WORK TO BE COMPLETED:
Type out the listing below exactly. Pictures stay out of it.

RECORDS SUPPLIED Block Start

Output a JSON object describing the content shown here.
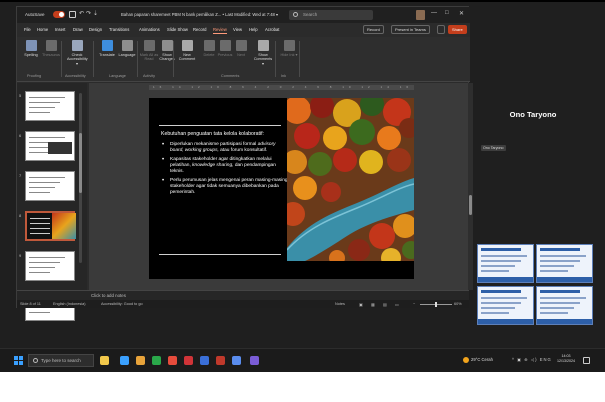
{
  "titlebar": {
    "autosave_label": "AutoSave",
    "doc_title": "Bahan paparan sharemeet PBM N bank pemilikan Z... • Last Modified: Wed at 7:48 ▾",
    "search_placeholder": "Search",
    "minimize": "—",
    "maximize": "□",
    "close": "✕"
  },
  "menu": {
    "tabs": [
      "File",
      "Home",
      "Insert",
      "Draw",
      "Design",
      "Transitions",
      "Animations",
      "Slide Show",
      "Record",
      "Review",
      "View",
      "Help",
      "Acrobat"
    ],
    "active_tab": "Review",
    "record_button": "Record",
    "present_button": "Present in Teams",
    "share_button": "Share"
  },
  "ribbon": {
    "buttons": [
      {
        "label": "Spelling",
        "color": "#7e93b7",
        "dim": false
      },
      {
        "label": "Thesaurus",
        "color": "#6b6b6b",
        "dim": true
      },
      {
        "label": "Check Accessibility ▾",
        "color": "#9aa7bd",
        "dim": false
      },
      {
        "label": "Translate",
        "color": "#3e8ede",
        "dim": false
      },
      {
        "label": "Language",
        "color": "#8e8e8e",
        "dim": false
      },
      {
        "label": "Mark All as Read",
        "color": "#6b6b6b",
        "dim": true
      },
      {
        "label": "Show Changes",
        "color": "#8e8e8e",
        "dim": false
      },
      {
        "label": "New Comment",
        "color": "#a9a9a9",
        "dim": false
      },
      {
        "label": "Delete",
        "color": "#6b6b6b",
        "dim": true
      },
      {
        "label": "Previous",
        "color": "#6b6b6b",
        "dim": true
      },
      {
        "label": "Next",
        "color": "#6b6b6b",
        "dim": true
      },
      {
        "label": "Show Comments ▾",
        "color": "#a9a9a9",
        "dim": false
      },
      {
        "label": "Hide Ink ▾",
        "color": "#6b6b6b",
        "dim": true
      }
    ],
    "groups": [
      "Proofing",
      "Accessibility",
      "Language",
      "Activity",
      "Comments",
      "Ink"
    ]
  },
  "thumbnails": {
    "slides": [
      {
        "number": "5",
        "selected": false
      },
      {
        "number": "6",
        "selected": false
      },
      {
        "number": "7",
        "selected": false
      },
      {
        "number": "8",
        "selected": true
      },
      {
        "number": "9",
        "selected": false
      },
      {
        "number": "10",
        "selected": false
      }
    ]
  },
  "slide": {
    "heading": "Kebutuhan penguatan tata kelola kolaboratif:",
    "bullets": [
      {
        "pre": "Diperlukan mekanisme partisipasi formal ",
        "em": "advisory board, working groups,",
        "post": " atau forum konsultatif."
      },
      {
        "pre": "Kapasitas stakeholder agar ditingkatkan melalui pelatihan, ",
        "em": "knowledge sharing,",
        "post": " dan pendampingan teknis."
      },
      {
        "pre": "Perlu perumusan jelas mengenai peran masing-masing stakeholder agar tidak semuanya dibebankan pada pemerintah.",
        "em": "",
        "post": ""
      }
    ]
  },
  "notes_placeholder": "Click to add notes",
  "statusbar": {
    "slide_counter": "Slide 8 of 11",
    "language": "English (Indonesia)",
    "accessibility": "Accessibility: Good to go",
    "notes": "Notes",
    "zoom": "60%"
  },
  "meeting": {
    "speaker_name": "Ono Taryono",
    "self_label": "Ono Taryono"
  },
  "taskbar": {
    "search_placeholder": "Type here to search",
    "weather": "29°C Cerah",
    "tray": "^ ▣ ⊕ ◁) ENG",
    "time": "14:03",
    "date": "12/13/2024",
    "app_colors": [
      "#f2c84b",
      "#3aa0ff",
      "#e8a33a",
      "#2aa84a",
      "#e74c3c",
      "#d13438",
      "#3a6fd8",
      "#c0392b",
      "#5a8dee",
      "#7a5cd6"
    ]
  }
}
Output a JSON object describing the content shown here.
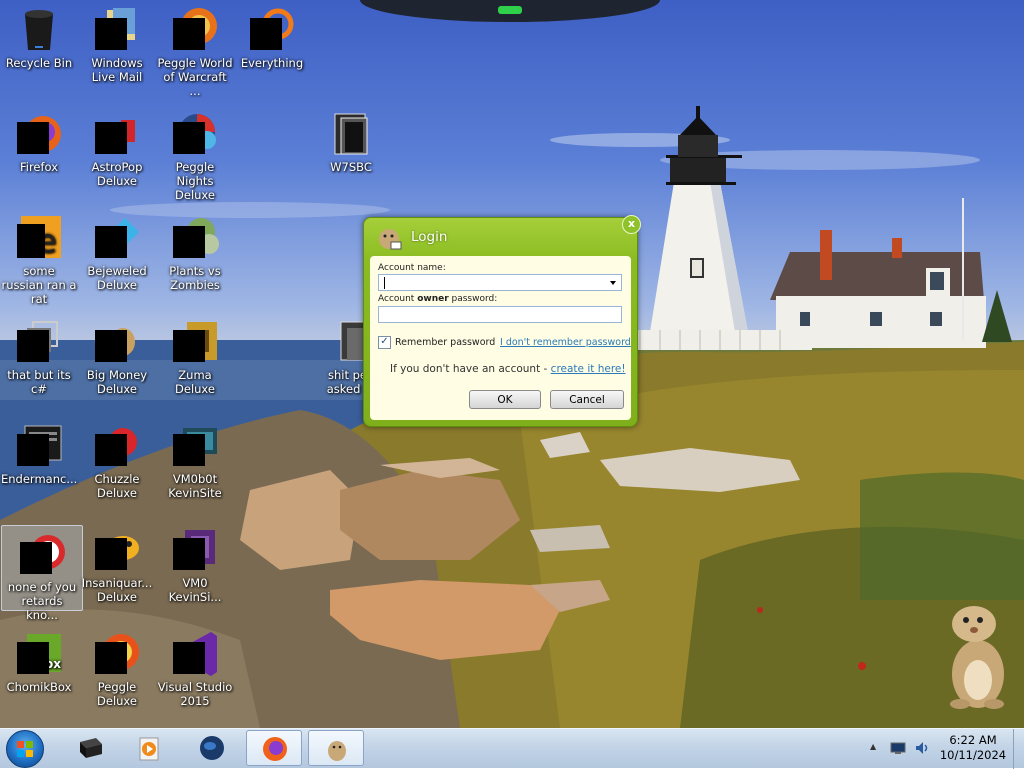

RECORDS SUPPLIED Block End

WRITTEN RESPONSE:
Output a JSON object describing the content shown here.
{
  "titlebar": {
    "autosave_label": "AutoSave",
    "doc_title": "Bahan paparan sharemeet PBM N bank pemilikan Z... • Last Modified: Wed at 7:48 ▾",
    "search_placeholder": "Search",
    "minimize": "—",
    "maximize": "□",
    "close": "✕"
  },
  "menu": {
    "tabs": [
      "File",
      "Home",
      "Insert",
      "Draw",
      "Design",
      "Transitions",
      "Animations",
      "Slide Show",
      "Record",
      "Review",
      "View",
      "Help",
      "Acrobat"
    ],
    "active_tab": "Review",
    "record_button": "Record",
    "present_button": "Present in Teams",
    "share_button": "Share"
  },
  "ribbon": {
    "buttons": [
      {
        "label": "Spelling",
        "color": "#7e93b7",
        "dim": false
      },
      {
        "label": "Thesaurus",
        "color": "#6b6b6b",
        "dim": true
      },
      {
        "label": "Check Accessibility ▾",
        "color": "#9aa7bd",
        "dim": false
      },
      {
        "label": "Translate",
        "color": "#3e8ede",
        "dim": false
      },
      {
        "label": "Language",
        "color": "#8e8e8e",
        "dim": false
      },
      {
        "label": "Mark All as Read",
        "color": "#6b6b6b",
        "dim": true
      },
      {
        "label": "Show Changes",
        "color": "#8e8e8e",
        "dim": false
      },
      {
        "label": "New Comment",
        "color": "#a9a9a9",
        "dim": false
      },
      {
        "label": "Delete",
        "color": "#6b6b6b",
        "dim": true
      },
      {
        "label": "Previous",
        "color": "#6b6b6b",
        "dim": true
      },
      {
        "label": "Next",
        "color": "#6b6b6b",
        "dim": true
      },
      {
        "label": "Show Comments ▾",
        "color": "#a9a9a9",
        "dim": false
      },
      {
        "label": "Hide Ink ▾",
        "color": "#6b6b6b",
        "dim": true
      }
    ],
    "groups": [
      "Proofing",
      "Accessibility",
      "Language",
      "Activity",
      "Comments",
      "Ink"
    ]
  },
  "thumbnails": {
    "slides": [
      {
        "number": "5",
        "selected": false
      },
      {
        "number": "6",
        "selected": false
      },
      {
        "number": "7",
        "selected": false
      },
      {
        "number": "8",
        "selected": true
      },
      {
        "number": "9",
        "selected": false
      },
      {
        "number": "10",
        "selected": false
      }
    ]
  },
  "slide": {
    "heading": "Kebutuhan penguatan tata kelola kolaboratif:",
    "bullets": [
      {
        "pre": "Diperlukan mekanisme partisipasi formal ",
        "em": "advisory board, working groups,",
        "post": " atau forum konsultatif."
      },
      {
        "pre": "Kapasitas stakeholder agar ditingkatkan melalui pelatihan, ",
        "em": "knowledge sharing,",
        "post": " dan pendampingan teknis."
      },
      {
        "pre": "Perlu perumusan jelas mengenai peran masing-masing stakeholder agar tidak semuanya dibebankan pada pemerintah.",
        "em": "",
        "post": ""
      }
    ]
  },
  "notes_placeholder": "Click to add notes",
  "statusbar": {
    "slide_counter": "Slide 8 of 11",
    "language": "English (Indonesia)",
    "accessibility": "Accessibility: Good to go",
    "notes": "Notes",
    "zoom": "60%"
  },
  "meeting": {
    "speaker_name": "Ono Taryono",
    "self_label": "Ono Taryono"
  },
  "taskbar": {
    "search_placeholder": "Type here to search",
    "weather": "29°C Cerah",
    "tray": "^ ▣ ⊕ ◁) ENG",
    "time": "14:03",
    "date": "12/13/2024",
    "app_colors": [
      "#f2c84b",
      "#3aa0ff",
      "#e8a33a",
      "#2aa84a",
      "#e74c3c",
      "#d13438",
      "#3a6fd8",
      "#c0392b",
      "#5a8dee",
      "#7a5cd6"
    ]
  }
}
Output a JSON object describing the content shown here.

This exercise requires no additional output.